The antiderivative (or indefinite

integral) is, essentially, a guess at the function from which a

derivative came.

It is impossible to know the exact function due to the fact that the derivative of a constant is always . So, dy/dx(3x + 2) and dy/dx(3x + π) produce the same result- 3. In order to compensate, a constant of integration (usually *c*) is added to the antiderivative (ie: 3 + *c*).

Antiderivatives are helpful for finding the area under a curve (much more convenient than counting a bunch of rectangles) and rates of change among other things.

Primary methods of finding antiderivatives are as follows:

**Memorization**: Yes, some people memorize integrals. Some that are common in memorization are:

∫sin(x) *dx* = -cos(x) + c

∫cos(x) *dx* = sin(x) + c

∫(1/cos^{2}(x)) *dx* = ∫sec^{2}(x) *dx* = tan(x) + c

Among others..

*u/du* Substitution (like chunking): A value is substituted out of the integral in place of *u* (or any other variable) and the problem is re-written in terms of *u* and *du* (the derivative of *u*). When that is solved, the original value is plugged back in.

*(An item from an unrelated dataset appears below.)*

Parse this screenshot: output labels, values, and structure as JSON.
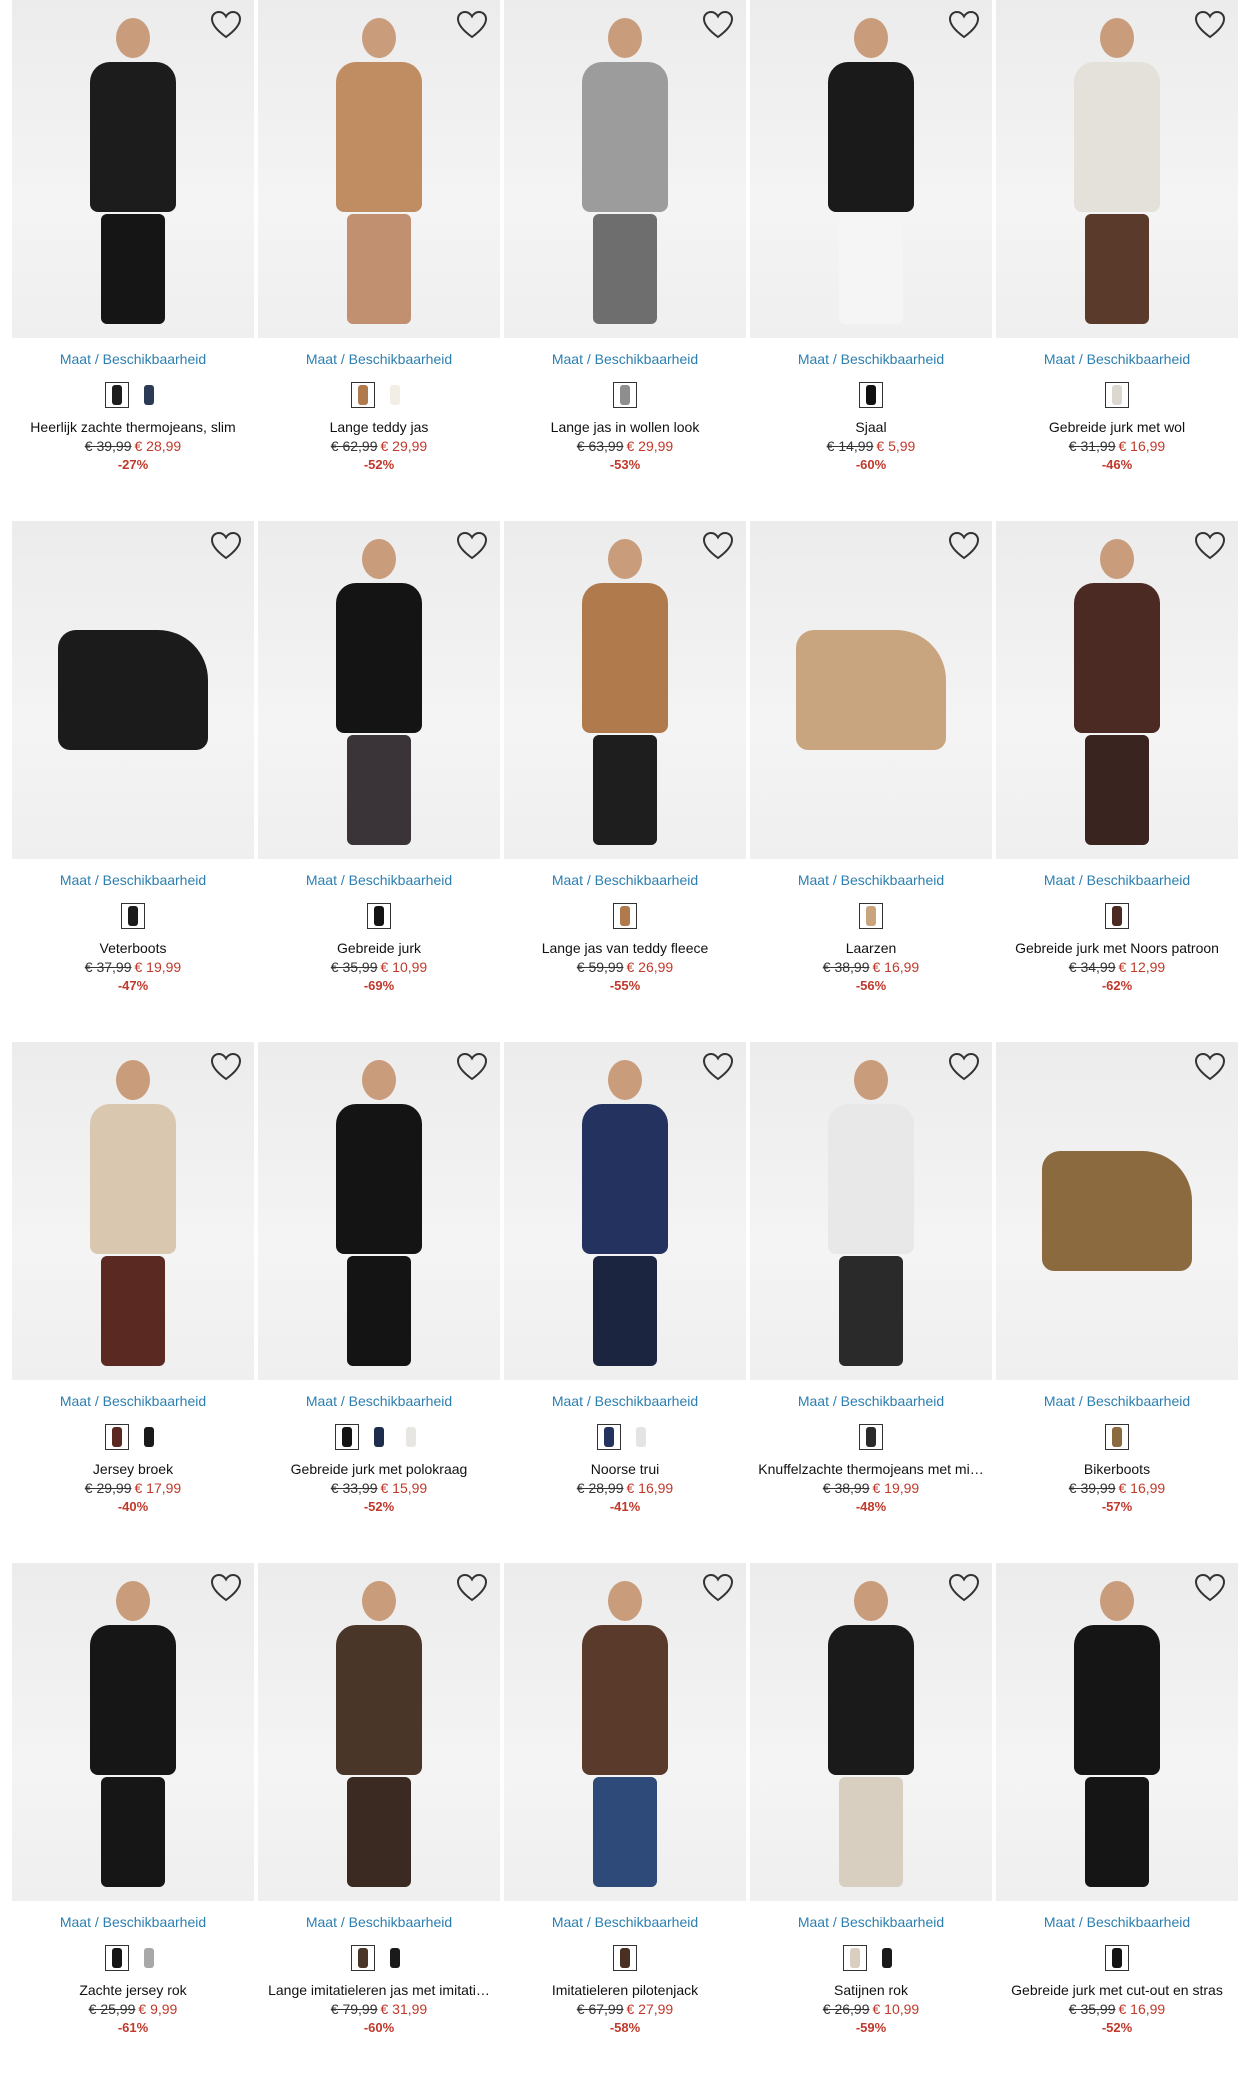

*u/dv*: A section of the problem is designated as *u* and the other as *dv*. The derivative of *u* (*du* or *u'*) and the antiderivative of *dv* are calculated. Then, they are arranged as so:

u * v - ∫ du * v

and finally solved.

**Triangles**: When two things squared are subtracted or added, they can placed as legs (or with one as the hypotenuse) on a right triangle and reduced accordingly.